RIFT was one of the big winners at the awards ceremony, and interestingly enough, the other one was Minecraft. Each led the pack with two awards, and yet the similarities seem to end there. But when it comes to pricing plans, there's an interesting juxtaposition: Minecraft offers unlimited play after a nominal upfront charge, and RIFT has the traditional monthly subscription. Yet for its next title, Mojang announced that it will not use the same model and is instead going with what Creator Markus Persson termed "as expensive as you want it to be." Have Minecraft and RIFT ended up leaving money on the table by going with the payment plans they chose?
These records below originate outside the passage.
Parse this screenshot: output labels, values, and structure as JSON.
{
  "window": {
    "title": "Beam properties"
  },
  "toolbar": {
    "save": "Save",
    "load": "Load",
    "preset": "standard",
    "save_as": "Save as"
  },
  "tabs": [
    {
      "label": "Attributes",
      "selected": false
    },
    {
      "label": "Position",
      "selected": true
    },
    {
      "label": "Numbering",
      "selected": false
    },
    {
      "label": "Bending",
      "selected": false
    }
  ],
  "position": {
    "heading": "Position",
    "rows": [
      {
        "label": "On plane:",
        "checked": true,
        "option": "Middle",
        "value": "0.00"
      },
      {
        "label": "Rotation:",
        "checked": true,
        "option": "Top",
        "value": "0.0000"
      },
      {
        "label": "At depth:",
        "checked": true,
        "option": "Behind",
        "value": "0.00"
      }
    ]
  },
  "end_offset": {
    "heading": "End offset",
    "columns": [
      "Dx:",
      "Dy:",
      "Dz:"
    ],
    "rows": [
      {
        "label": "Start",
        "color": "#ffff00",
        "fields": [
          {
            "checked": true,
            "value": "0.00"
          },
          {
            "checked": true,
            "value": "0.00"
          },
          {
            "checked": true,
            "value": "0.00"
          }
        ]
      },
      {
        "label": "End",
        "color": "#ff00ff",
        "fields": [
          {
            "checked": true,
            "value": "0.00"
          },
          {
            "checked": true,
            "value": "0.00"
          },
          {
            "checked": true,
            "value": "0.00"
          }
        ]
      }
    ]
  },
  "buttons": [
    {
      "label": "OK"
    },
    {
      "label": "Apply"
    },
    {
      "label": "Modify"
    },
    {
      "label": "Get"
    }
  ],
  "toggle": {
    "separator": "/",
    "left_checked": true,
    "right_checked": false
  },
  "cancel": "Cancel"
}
By choosing a more monetized plan for Scrolls, Mojang seems to be indicating that it might not have made as much as it could have on Minecraft. But what about RIFT and the subscription model? Will it eventually cave in and join the free-to-play party? I think the bigger question is, isn't it pretty much there already? If you go back and look through RIFT's promotions, it's hard to find a period of time when there's not either a free weekend, free game time, or a fire sale. A quick check of my inbox revealed no less than half a dozen sales on RIFT boxes and/or game time, and another half a dozen "free" promotions, ranging from free weekends to "friends play for free" to free game time for past and current subscribers. (And I just got another one as I'm typing this!) Trion's marketing department is definitely earning its keep, but it means that RIFT players are almost like airline passengers -- no two people are paying the same price. On top of that, the digital upgrades that came out recently are arguably the first sign of microtransactions in the game. (And judging by the number of spider mounts running around Telara, I'd say it seems to be working.)

Lastly, I'd like to switch gears and say hats off to the RIFT team and fans for raising $34,000 during the Extra Life charity event, making them the top grossing team overall. In total, over 1.1 million was raised, and participants actually broke the ticker on the Extra Life site by surpassing expectations. For Massively, Beau Hindman stocked up on his energy drinks and took part as well. Gaming often gets criticized, but any time there's a charity event like this, there always seems to be an overwhelming show of support from the community, and that deserves applause.

Whether she's keeping the vigil or defying the gods, Karen Bryan saves Telara on a biweekly basis. Covering all aspects of life in RIFT, from solo play to guild raids, the column is dedicated to backhanding multidimensional tears so hard that they go crying to their mommas. Email Karen for questions, comments, and adulation.

This article was originally published on Massively.